Filter the lines below, keeping each one that holds "JSON".

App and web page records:
------------------------------------------------------------

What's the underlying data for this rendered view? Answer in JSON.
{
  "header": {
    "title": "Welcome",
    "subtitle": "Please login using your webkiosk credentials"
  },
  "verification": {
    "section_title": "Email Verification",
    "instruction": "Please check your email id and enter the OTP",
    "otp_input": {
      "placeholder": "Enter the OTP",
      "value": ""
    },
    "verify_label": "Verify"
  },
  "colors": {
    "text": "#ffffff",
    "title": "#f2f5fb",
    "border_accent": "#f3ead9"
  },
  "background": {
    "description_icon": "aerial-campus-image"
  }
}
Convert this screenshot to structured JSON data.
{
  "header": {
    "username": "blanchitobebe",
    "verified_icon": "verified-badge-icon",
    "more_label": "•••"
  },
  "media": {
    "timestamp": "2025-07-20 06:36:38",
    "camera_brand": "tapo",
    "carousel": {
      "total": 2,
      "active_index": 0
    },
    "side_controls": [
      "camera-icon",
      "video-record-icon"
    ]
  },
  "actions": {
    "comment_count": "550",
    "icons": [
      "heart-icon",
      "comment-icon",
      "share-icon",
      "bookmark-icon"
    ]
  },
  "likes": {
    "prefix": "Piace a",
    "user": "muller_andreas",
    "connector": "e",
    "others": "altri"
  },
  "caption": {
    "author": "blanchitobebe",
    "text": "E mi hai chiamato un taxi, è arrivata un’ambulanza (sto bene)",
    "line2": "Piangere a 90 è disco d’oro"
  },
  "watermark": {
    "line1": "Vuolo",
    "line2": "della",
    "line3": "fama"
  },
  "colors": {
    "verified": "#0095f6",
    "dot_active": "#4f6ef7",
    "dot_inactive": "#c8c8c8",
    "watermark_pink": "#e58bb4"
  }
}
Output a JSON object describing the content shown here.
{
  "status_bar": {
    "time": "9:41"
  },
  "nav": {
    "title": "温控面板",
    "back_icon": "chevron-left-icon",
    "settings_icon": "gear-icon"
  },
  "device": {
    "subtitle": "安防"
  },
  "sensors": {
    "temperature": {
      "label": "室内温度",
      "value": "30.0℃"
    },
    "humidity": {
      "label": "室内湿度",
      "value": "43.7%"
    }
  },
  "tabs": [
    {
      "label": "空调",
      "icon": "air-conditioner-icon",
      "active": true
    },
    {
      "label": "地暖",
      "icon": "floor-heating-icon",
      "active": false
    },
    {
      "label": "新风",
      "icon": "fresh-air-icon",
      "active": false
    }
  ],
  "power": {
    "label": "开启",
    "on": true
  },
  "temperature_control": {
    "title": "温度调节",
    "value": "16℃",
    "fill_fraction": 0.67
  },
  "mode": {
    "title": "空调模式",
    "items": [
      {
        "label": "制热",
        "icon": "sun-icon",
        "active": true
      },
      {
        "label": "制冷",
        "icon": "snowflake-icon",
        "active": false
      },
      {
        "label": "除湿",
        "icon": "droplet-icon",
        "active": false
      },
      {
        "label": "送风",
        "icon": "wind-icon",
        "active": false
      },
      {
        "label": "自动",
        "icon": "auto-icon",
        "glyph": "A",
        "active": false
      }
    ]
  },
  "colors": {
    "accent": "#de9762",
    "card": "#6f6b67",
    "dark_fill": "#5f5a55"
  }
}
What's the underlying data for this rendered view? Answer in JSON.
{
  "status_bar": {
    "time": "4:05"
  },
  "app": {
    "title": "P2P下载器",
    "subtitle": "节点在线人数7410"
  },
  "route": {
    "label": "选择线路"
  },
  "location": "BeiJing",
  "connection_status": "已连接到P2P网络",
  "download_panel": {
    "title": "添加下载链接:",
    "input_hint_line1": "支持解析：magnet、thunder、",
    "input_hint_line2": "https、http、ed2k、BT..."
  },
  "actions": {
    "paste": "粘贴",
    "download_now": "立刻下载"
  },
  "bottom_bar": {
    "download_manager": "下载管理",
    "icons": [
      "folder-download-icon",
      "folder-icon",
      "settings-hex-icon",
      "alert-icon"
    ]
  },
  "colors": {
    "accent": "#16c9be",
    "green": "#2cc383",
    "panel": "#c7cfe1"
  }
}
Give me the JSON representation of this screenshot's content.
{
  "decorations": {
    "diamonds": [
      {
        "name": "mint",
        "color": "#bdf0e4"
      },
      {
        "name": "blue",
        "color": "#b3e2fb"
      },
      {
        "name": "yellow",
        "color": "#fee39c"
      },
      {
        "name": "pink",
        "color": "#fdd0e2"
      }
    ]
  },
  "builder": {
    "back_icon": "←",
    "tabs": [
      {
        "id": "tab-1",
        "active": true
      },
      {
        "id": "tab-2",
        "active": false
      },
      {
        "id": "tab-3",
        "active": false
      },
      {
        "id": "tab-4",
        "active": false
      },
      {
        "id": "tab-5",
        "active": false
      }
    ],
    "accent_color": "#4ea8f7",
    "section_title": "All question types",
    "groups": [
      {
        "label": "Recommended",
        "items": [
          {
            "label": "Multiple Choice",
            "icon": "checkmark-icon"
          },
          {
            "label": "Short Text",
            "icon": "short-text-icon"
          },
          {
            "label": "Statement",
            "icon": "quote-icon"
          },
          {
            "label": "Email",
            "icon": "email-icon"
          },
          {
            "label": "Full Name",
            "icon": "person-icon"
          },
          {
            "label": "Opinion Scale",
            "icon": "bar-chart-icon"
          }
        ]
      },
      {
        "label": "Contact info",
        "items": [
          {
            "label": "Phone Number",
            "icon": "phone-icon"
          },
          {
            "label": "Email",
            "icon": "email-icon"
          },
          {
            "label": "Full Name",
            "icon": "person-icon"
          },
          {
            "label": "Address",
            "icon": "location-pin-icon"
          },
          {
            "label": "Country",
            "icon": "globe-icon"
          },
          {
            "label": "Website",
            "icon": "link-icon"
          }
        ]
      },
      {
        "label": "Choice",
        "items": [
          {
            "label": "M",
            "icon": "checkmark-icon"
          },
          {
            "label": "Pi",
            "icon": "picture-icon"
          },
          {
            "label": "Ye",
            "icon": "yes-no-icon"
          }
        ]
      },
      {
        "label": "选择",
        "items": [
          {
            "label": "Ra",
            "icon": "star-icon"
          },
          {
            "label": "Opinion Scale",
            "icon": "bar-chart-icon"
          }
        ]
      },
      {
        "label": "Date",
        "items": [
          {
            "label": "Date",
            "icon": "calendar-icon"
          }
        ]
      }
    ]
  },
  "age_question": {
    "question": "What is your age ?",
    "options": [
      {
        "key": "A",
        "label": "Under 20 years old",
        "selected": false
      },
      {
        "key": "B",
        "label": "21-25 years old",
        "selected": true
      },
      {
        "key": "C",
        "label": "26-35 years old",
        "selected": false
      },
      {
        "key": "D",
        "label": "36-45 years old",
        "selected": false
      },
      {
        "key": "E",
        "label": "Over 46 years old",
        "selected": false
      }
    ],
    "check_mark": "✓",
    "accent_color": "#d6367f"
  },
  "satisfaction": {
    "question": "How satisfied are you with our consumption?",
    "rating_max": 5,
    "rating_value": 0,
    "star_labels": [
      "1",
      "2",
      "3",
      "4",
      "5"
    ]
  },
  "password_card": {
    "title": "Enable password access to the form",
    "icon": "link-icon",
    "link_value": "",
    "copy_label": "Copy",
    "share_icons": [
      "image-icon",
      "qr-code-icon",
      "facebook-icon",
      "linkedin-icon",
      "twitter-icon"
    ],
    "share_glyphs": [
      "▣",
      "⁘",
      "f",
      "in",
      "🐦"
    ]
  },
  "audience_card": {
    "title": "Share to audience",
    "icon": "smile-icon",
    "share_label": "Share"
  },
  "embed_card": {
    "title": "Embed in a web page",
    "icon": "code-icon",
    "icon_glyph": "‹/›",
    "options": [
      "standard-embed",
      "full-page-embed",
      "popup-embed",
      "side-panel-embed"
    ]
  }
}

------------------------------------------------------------

*Finished exercise*
What's the underlying data for this rendered view? Answer in JSON.
Convert this screenshot to structured JSON data.
Output a JSON object describing the content shown here.
What's the underlying data for this rendered view? Answer in JSON.
Give me the JSON representation of this screenshot's content.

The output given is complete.